◆ **PROMPT**: From the data that follows, copy every line with the string "JSON".

[Entries from a dataset of interfaces]

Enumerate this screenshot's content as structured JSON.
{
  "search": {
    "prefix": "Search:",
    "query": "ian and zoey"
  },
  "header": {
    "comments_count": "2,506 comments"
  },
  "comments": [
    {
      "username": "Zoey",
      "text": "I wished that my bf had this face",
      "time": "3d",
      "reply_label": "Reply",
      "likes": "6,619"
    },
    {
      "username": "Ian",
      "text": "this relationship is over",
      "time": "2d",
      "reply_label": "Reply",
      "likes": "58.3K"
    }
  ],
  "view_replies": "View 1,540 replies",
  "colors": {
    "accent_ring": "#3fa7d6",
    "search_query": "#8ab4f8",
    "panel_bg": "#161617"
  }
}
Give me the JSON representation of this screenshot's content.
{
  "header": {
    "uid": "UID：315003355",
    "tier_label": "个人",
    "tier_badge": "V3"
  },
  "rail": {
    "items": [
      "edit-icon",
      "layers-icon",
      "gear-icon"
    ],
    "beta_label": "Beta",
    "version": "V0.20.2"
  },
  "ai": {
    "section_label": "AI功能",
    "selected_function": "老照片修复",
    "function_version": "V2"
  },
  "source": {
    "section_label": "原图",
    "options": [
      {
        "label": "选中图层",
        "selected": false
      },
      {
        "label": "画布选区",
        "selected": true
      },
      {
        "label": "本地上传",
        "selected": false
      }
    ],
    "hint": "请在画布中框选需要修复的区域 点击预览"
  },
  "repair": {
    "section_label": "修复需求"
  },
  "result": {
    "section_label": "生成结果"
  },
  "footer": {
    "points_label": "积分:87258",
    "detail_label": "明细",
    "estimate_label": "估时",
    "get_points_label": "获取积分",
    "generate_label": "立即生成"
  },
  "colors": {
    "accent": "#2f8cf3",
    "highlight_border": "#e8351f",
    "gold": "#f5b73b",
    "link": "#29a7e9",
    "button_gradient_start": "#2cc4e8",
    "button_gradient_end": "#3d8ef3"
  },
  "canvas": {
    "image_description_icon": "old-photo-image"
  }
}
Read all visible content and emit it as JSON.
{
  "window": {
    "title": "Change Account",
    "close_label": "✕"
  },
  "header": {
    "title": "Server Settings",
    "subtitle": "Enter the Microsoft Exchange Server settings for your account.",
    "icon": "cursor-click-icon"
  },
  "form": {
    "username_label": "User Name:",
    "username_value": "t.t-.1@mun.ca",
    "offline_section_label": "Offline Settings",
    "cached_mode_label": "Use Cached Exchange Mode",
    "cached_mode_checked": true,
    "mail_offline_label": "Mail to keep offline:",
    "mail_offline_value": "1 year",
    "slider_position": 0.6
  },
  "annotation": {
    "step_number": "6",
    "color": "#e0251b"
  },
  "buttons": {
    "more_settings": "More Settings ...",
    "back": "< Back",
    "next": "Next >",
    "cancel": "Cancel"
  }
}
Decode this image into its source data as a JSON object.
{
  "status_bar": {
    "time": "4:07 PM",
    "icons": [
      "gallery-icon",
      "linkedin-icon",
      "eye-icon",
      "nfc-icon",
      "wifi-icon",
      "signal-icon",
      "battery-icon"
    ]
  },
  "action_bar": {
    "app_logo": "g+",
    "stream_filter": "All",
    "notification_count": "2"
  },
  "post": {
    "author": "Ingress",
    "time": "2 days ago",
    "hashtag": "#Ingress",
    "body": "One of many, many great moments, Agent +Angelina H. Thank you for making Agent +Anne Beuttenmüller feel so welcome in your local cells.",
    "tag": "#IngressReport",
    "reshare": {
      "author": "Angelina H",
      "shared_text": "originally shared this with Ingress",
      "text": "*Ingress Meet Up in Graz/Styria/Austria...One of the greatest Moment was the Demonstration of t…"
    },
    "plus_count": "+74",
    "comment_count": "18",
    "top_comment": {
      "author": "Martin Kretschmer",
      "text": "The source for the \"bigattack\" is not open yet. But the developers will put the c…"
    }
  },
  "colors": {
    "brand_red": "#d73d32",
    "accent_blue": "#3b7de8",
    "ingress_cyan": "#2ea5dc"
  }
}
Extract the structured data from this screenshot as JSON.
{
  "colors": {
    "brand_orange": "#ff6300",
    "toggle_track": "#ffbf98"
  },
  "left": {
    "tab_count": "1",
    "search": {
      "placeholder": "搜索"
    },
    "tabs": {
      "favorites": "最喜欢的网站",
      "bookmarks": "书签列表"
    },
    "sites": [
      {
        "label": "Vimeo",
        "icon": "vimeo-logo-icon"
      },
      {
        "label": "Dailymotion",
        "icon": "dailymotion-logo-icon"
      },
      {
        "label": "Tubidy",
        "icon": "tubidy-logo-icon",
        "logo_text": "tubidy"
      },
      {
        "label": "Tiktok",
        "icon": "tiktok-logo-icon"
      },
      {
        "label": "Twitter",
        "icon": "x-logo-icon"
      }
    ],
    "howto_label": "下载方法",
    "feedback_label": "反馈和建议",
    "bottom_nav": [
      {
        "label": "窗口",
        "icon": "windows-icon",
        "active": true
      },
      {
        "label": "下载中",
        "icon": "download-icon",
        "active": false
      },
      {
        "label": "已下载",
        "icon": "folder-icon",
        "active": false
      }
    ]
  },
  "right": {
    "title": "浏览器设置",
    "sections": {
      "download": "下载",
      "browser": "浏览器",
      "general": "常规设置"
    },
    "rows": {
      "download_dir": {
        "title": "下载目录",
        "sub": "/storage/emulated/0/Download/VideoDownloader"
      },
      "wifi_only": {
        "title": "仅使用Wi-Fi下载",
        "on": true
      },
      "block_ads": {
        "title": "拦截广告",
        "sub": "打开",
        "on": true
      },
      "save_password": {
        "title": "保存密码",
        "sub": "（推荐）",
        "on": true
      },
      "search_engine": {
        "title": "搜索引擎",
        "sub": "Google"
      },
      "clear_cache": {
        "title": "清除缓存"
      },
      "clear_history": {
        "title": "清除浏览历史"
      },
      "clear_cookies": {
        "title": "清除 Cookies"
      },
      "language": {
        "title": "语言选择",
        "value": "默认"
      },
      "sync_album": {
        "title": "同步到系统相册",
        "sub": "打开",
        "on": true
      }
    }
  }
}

◆ **ANSWER AREA**:
Enumerate this screenshot's content as structured JSON.
Give me the JSON representation of this screenshot's content.
Read all visible content and emit it as JSON.
Decode this image into its source data as a JSON object.
Extract the structured data from this screenshot as JSON.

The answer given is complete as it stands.